The festival of Corpus Christi has been celebrated all over Peru since colonial times, but reaches a high point in Cusco. Fifteen saints and virgins from various districts are borne in a procession to the Cathedral where they “greet” the body of Christ embodied in the Sacred Host, kept in a fabulous gold goblet weighing 26 kilos and standing 1.2 meters high. At dawn the procession sets off around the main square, bearing the images of five virgins clad in richly embroidered tunics, plus the images of four saints: Sebastian, Blas, Joseph and the Apostle Santiago (Saint James) mounted on a beautiful white horse. Then the saints enter the Cathedral to receive homage. After this the representatives and authorities from various communities of Cusco meet in the main square to discuss local affairs. Finally, the delegations return to the churches amidst hymns and prayers. It is the most important religious feast, in which all the saint and virgins images are taken from the churches to visit the image of Christ that is in the Cathedral. The processions, the street decorations, and the fervor of the citizens are an indescribable show. There are also ritual dancing and many marching bands. The pictures attached to this post are of Corpus Christi!

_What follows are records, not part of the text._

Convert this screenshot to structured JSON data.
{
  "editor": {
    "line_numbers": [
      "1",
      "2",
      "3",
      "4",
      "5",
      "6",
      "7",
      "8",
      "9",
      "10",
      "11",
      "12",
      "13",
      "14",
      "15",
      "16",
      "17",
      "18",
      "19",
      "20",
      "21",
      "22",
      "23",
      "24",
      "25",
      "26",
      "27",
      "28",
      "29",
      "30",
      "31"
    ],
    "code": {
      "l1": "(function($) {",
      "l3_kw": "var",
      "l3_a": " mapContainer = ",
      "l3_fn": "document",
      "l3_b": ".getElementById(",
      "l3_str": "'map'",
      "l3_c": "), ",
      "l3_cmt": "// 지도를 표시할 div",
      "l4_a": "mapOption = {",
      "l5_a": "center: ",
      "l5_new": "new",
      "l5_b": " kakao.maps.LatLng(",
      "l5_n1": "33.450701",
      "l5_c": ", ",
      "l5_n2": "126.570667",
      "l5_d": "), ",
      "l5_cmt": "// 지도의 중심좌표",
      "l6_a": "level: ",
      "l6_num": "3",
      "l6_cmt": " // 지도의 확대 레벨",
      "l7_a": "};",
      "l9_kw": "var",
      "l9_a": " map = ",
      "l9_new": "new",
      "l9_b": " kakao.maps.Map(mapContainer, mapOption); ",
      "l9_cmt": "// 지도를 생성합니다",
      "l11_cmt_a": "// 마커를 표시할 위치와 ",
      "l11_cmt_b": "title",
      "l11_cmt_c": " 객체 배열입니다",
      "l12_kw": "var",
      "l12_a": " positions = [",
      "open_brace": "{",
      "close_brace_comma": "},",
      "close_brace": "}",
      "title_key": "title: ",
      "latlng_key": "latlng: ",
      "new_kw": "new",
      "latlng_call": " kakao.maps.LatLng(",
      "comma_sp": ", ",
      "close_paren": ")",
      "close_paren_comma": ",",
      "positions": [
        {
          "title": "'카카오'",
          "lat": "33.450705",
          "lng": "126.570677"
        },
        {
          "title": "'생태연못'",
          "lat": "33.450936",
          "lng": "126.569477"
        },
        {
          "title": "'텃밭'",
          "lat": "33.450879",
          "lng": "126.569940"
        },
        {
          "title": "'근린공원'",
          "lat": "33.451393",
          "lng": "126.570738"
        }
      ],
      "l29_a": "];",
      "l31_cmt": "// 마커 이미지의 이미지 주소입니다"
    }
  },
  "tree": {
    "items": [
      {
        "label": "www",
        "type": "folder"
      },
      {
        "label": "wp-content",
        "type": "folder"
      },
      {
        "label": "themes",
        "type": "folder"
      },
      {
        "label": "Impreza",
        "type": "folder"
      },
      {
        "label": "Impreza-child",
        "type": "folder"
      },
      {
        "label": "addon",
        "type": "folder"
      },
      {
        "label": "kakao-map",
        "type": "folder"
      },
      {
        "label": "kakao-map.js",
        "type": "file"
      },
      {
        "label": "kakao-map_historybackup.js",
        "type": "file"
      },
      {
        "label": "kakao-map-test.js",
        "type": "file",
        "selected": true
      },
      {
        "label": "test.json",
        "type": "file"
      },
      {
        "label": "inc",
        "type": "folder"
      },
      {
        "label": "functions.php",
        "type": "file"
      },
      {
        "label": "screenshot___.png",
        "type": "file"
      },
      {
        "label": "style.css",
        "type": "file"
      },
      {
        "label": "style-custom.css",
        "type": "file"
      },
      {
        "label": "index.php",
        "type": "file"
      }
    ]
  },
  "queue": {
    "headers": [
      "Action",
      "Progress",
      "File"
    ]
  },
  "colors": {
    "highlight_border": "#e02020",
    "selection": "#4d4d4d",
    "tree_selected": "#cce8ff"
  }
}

“Inti Raymi” June 24
The Inti Raymi is a festival that celebrates the Sun God of the Incas and is the most important folkloric expression of Cusco. It is the most solemn and grand celebration of the late Inca Empire. The location of Inti Raymi is the fortress of Sacsayhuaman, located in the north of Cusco. According to Inca Garcilaso de la Vega, Sacsayhuaman is “the largest and most magnificent work that the Inca constructed in order to show his power and majesty.”
More than six centuries ago, the Inca Pachacutec instituted the feast to the Sun God. The Cusqueños are still representing the Inti Raymi with the same fervor with which their ancestors performed in the splendid time of the empire. The people of Cusco prepare for the party for many days before June 24, when it fills the square in front of which the Sacsayhuaman fortress rises.
The contemporary version (begun June 24, 1944) of Inti Raymi was begun to honor the memory of the city, its ancient origin, and its status as the cradle of the Grand Inca civilization.
To the beat of ancient musical airs, delegates parade with their traditional costumes, and also, as coming from another time, ñustas, coyas and pallas, which move in undulating columns. Finally, suddenly, the Inca is seen. The sovereign is carried on a litter, which in ancient times was gold and silver, and accompanied by an entourage of dignitaries who walk a respectable distance from him.
“Pachamama Raymi” (Earth Mother Day) August 1st
This is an Andean ritual that worships and gives tribute to the Pachamama (Mother Earth) in a special ceremony called “payment to the earth” with offerings of coca leaves, chicha de jora, and huayruro seeds (mystical jungle seeds). The rite marks the beginning of the Andean New Year.
All Saints Day and Day of the Dead
November 1-2 (Pan-Peruvian)
These days are dedicated to the memory of the dead. The worship of the dead was a common and respected custom during pre-Hispanic times in Peru, and part of that tradition, combined with Christian elements, still lives on today. In general, people attend mass during the daytime. At night, the relatives of the deceased hold a candlelight vigil in the cemetery until dawn on November 2.
“Feria Santuranticuy” (Santuranticuy Fair) December 24
A festival dating back to the colonial period, it now ranks as one of the largest handicrafts fairs in Peru. It is held every year in Cusco’s Main Square, where the painters of religious images and artisans offer a wide range of Christmas figurines to go with the Nativity scenes found in homes and chapels across Cusco. This is incredibly unique to see. The night before this festival, the vendors will sleep on the sidewalks, wrapped up next to their merchandise, to ensure a good place for the next day. The sidewalks around the main plaza are absolutely packed!